PESHAWAR -- Pakistan is ramping up measures to stop the spread of coronavirus after 15 patients tested positive in Khyber Pakhtunkhwa (KP) after returning from Iran, according to a Monday (March 16) statement.
Those infected were quarantined in Dera Ismail Khan after returning from Taftan, Iran, and are the first patients with COVID-19 in KP, say officials. All the patients are Pakistanis.
"As many as 15 of 19 who returned from Iran to KP have tested positive," Taimur Jhagra, the provincial finance minister, said in a statement March 16.
No more returnees will be coming from Iran overland, at least legally, anytime soon. Pakistan March 16 closed its borders with Iran and Afghanistan for two weeks, according to AFP. International flights are still operating.
The coronavirus numbers are climbing.
As of Tuesday (March 17), Pakistan has reported 187 COVID-19 patients, with more than 150 in Sindh Province.
The vast majority are Pakistanis returning from trips to Iran.
KP March 17 is planning to test 225 Pakistani returnees, said KP government spokesman Ajmal Wazir.
"All those who tested positive [in Sindh] are being taken care of at different hospitals, while some have been isolated in their homes," Sindh Chief Minister Syed Murad Ali Shah said March 16.
All of the patients were doing fine, he said, adding that the Sindh government has arranged for as many as 10,000 test kits and can obtain more if needed.
The Pakistani government has asked the public to take precautionary measures and not to panic.
"I want to inform the nation I am personally overseeing measures to deal with COVID 19 & will address the nation soon. I would advise people to follow safety instructions issued by our govt. While there is a need for caution there is no need for panic," Prime Minister Imran Khan tweeted on March 14.
Khan is scheduled to address the nation about the pandemic Tuesday (March 17).
International flights from March 15 to March 31 may use only three airports: Islamabad, Lahore and Karachi. Workers are conducting special screenings at those airports to prevent the spread of the virus.

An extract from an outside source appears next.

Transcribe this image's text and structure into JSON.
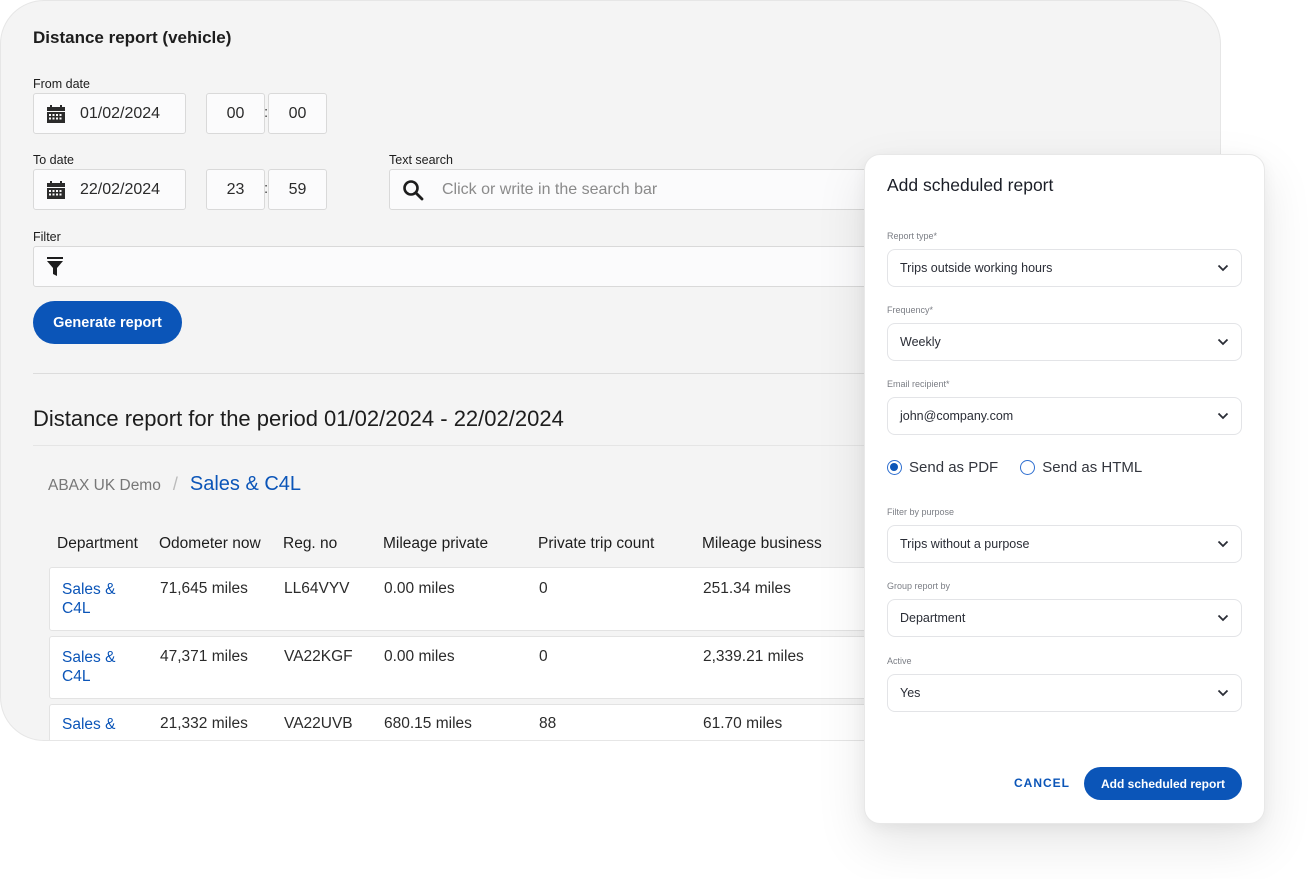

Schools, colleges, universities, hospital outpatient departments, public places, wedding halls and other facilities have closed down.
In some cases, weddings were cancelled on short notice.
"Our wedding was scheduled for Sunday [March 15], but the management told us the government has imposed a ban," said Naeem Ahmad, a Peshawar resident who had booked a wedding hall for the wedding of his cousin.
"As many as 90 facilities including wedding halls, hostels, colleges and schools, cinemas and other facilities that were still open were closed in Peshawar during the weekend," said Secretary Relief, Rehabilitation and Settlement Department KP Abid Majeed.
He asked members of the public to avoid gatherings, to wash their hands often with soap and not to touch their faces.
In a fatwa, the Pakistan Ulema Council urged the public to avoid handshakes and hugs and to limit its greetings to a spoken "Assalum-o-Alaikum", Radio Pakistan reported March 17.
Rescue 1122 has "been provided special kits and gadgets to test any suspected person and to shift them to the hospital", said Bilal Ahmad Faizi, a spokesman for the service.
Special teams have received training on how to test and shift any patient, he added.
Deaths mounting in Iran
Pakistan's measures come as the situation becomes increasingly dire in neighbouring Iran.
Iranian officials Tuesday (March 17) reported another record high single-day death toll.
The latest 135 deaths brought the overall toll to 988 fatalities among the over 16,000 infections since February 19, when the government announced Iran's first cases of COVID-19.
The disease has now killed at least 12 Iranian politicians and officials, both sitting and former, and infected 13 more who have undergone quarantine or treatment.
International concern has grown over the Iranian regime's failure to deliver accurate information to the public as the uncontrolled coronavirus outbreak in the country threatens neighbouring countries and beyond.
US Secretary of State Mike Pompeo on February 25 demanded that the Iranian regime "tell the truth" about a coronavirus outbreak, voicing alarm at allegations of a cover-up.
Meanwhile, China is actively attempting to deflect criticism of its role in the coronavirus pandemic spreading across the world by promoting conspiracy theories about the origin of the virus.
And last month, Russian state media started pushing conspiracy theories about the cause of the virus, then operators of thousands of social media accounts linked to the Kremlin began to spread the message the following day.